■ **What to produce**
Please find all lines in the data that hold the string "node" and copy them.

*** Opening Data provided ***

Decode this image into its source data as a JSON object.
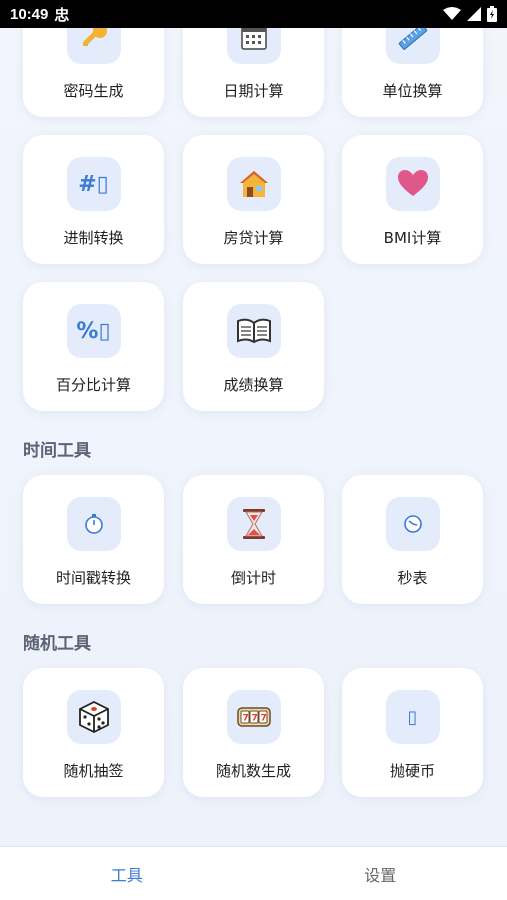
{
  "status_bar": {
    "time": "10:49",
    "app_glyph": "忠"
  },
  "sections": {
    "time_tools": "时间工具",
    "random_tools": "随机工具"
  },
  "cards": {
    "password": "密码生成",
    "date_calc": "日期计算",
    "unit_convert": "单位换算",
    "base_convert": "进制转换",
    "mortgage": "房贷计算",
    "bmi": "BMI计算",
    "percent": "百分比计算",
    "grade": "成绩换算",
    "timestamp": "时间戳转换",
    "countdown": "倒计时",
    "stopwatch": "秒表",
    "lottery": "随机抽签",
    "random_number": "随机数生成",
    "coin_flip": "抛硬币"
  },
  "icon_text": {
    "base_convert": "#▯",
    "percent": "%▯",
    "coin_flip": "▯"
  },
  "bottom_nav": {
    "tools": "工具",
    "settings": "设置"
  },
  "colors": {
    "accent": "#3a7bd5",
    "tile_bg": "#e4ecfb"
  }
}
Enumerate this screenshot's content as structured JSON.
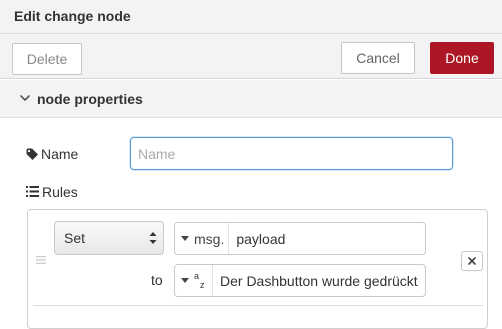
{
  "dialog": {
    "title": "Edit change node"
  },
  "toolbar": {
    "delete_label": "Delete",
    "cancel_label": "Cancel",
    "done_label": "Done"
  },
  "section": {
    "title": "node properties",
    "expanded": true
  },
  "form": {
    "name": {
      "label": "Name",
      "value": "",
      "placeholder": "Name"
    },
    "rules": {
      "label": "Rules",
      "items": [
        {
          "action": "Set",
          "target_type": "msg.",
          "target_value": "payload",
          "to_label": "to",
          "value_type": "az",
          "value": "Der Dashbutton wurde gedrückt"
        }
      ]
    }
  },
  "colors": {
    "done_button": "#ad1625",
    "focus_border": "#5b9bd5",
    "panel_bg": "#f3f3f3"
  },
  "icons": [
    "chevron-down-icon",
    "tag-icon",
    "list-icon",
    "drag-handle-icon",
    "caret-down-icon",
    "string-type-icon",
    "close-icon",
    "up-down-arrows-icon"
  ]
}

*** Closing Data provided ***

■ **Solution to this exercise**
    "title": "Edit change node"
    "title": "node properties",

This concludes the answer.